NSW Council for Civil Liberties has joined with a number of other rights groups arguing that if Australia wants its opposition to the death penalty worldwide to be credible, it is important that Australian laws consistently reflect that opposition.

They spoke on the issuance of a blueprint for change entitled “Australian Government and the Death Penalty: A Way Forward”, which details four steps the government should take to build on the current momentum to end the death penalty.

NSWCCL joined with Human Rights Watch (HRW), Amnesty International (AI), the Human Rights Law Centre, Reprieve Australia, Australians Detained Abroad, Civil Liberties Australia and Uniting Justice Australia.

Article: Australian laws must reflect opposition to death penalty: Groups

Source: Jakarta Post, 21/05/2015

Share

NSWCCL welcomes Martin Place smoking ban

NSWCCL President Stephen Blanks spoke to SBS News welcoming the 12-month trial of a smoking ban in Sydney's Martin Place. 

He did say, however, that it was important for the change to be introduced gradually. "It is very important that the enforcement of this ban is done in a sensitive way. It would be wrong for Council officers to be fining people in a heavy handed way." Stephen said.

Rangers will walk around Martin Place asking smokers to put their cigarettes out, and will not fine anyone at this stage. Smokers could face a $110 fine at the end of the trial.

If the trial is successful, it could be expanded to other areas such as the Pitt St Mall.

Video: SBS World News 11 May 6:30 - part 2 (from 4'24 to 6'16)

Source: SBS World News, 11/05/2015

Share

Privacy concerns for smart phone GPS tracking

NSWCCL President Stephen Blanks has spoken to 7 News expressing concerns about how Apple and Google are tracking mobile phone users' every move and storing this information.

"I think we’re going to get to the stage where we will have consumer legislation that recognises those kind of terms as being unfair," Stephen said. 

Both Apple and Google track and store this data.

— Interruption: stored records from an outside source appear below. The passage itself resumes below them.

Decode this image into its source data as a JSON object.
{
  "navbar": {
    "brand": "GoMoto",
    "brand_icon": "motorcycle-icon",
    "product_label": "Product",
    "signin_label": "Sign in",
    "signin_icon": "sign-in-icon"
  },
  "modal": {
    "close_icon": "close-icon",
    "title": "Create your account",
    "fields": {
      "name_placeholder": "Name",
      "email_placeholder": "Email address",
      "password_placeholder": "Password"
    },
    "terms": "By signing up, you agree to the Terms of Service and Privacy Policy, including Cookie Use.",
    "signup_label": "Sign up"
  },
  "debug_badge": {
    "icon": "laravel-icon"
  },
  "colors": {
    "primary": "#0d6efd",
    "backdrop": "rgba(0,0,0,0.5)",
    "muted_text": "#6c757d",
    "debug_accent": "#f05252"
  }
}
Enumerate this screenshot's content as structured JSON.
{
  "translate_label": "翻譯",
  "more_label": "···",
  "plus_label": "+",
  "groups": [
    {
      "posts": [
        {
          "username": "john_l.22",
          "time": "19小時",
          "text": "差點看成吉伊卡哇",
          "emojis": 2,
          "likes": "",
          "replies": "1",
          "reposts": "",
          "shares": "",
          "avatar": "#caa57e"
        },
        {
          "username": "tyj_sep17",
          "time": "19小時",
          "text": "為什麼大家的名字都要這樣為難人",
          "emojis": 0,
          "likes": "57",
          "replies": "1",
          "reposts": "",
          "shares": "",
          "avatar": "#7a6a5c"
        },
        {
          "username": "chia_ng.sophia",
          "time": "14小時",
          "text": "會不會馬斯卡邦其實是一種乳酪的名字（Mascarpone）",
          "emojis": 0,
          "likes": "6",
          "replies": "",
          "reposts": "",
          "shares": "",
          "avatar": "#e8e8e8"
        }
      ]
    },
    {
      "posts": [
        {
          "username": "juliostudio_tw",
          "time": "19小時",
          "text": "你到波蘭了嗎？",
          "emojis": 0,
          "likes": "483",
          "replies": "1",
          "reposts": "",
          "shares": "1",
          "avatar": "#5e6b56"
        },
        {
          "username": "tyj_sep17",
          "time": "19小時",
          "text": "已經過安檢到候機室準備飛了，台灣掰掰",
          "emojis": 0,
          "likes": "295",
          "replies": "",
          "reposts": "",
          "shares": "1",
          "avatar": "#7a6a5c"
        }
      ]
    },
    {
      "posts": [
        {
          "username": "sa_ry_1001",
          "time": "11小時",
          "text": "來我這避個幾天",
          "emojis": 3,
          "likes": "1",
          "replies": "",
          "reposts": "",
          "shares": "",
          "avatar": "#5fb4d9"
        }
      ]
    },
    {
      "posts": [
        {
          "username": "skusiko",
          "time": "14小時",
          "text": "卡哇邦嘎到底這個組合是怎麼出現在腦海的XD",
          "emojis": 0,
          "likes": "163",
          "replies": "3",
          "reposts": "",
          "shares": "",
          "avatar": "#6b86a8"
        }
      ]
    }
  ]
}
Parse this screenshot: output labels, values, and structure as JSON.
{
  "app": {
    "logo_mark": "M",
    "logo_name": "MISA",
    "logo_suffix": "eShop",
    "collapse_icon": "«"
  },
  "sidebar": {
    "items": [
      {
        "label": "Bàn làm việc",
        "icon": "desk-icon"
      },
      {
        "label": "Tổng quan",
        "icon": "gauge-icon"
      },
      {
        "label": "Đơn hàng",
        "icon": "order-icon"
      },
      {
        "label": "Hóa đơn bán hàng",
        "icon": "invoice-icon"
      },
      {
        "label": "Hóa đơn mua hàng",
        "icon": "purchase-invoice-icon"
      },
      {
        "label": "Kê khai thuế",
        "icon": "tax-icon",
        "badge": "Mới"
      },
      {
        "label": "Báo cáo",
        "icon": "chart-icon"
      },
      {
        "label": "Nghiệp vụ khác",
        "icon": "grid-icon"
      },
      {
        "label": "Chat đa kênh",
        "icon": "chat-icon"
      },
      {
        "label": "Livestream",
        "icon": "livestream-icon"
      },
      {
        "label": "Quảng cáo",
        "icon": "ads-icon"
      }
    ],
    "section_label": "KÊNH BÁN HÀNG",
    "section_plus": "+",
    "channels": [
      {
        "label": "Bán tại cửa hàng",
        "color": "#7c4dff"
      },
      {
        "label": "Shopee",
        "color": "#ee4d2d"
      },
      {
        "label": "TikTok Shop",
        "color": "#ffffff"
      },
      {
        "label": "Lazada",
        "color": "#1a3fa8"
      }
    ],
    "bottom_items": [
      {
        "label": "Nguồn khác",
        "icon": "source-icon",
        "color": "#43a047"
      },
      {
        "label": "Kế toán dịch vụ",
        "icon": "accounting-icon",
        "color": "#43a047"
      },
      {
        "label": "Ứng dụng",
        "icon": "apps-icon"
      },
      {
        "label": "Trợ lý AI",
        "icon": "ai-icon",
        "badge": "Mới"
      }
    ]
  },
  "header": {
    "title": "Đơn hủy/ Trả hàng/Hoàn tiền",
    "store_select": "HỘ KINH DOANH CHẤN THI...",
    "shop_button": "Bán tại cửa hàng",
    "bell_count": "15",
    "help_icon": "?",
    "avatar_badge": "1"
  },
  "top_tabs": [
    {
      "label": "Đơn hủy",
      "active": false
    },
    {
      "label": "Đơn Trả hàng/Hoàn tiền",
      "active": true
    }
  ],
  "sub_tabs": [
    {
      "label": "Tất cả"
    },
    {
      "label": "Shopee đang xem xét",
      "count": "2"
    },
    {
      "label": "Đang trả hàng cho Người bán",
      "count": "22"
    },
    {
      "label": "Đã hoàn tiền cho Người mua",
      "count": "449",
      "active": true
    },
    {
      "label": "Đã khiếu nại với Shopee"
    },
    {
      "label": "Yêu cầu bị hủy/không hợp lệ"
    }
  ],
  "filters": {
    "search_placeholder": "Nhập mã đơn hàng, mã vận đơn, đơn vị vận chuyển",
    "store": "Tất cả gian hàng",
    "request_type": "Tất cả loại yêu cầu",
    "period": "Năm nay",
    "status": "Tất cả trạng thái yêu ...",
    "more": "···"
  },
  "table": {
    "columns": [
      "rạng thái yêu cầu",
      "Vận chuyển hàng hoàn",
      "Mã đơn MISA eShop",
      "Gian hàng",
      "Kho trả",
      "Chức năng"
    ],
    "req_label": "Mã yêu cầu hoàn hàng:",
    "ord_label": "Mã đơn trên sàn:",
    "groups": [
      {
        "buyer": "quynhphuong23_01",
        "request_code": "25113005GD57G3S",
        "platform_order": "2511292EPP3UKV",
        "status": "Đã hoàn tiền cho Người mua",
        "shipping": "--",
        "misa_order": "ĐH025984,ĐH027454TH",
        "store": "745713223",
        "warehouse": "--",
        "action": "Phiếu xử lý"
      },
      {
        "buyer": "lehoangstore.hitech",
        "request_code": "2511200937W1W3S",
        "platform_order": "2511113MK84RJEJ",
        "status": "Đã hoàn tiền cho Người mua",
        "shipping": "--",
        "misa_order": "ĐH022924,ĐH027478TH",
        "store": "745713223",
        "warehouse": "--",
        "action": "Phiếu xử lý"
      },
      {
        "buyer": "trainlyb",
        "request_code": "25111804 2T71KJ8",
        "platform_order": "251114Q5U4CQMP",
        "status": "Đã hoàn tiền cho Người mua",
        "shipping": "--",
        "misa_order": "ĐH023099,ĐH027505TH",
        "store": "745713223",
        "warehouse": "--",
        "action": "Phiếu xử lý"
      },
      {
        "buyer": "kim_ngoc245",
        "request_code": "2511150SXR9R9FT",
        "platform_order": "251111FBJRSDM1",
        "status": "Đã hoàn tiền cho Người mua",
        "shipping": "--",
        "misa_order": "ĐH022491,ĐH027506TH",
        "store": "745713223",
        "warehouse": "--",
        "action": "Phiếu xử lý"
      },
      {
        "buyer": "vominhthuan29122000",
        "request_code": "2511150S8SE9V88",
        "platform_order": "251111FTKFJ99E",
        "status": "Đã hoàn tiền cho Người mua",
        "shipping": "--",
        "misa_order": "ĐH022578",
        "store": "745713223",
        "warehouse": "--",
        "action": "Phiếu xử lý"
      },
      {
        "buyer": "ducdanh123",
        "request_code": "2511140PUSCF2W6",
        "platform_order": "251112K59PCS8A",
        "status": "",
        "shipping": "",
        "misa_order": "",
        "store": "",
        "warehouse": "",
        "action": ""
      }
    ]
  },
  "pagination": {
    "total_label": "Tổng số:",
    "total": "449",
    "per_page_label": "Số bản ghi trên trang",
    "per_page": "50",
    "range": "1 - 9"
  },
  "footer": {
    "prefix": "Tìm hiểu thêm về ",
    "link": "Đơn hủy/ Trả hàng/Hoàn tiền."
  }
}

Apple stated it uses it to provide personalised services. 

Video: Smart phone security explained

Source: 7 News, 30/04/2015

Share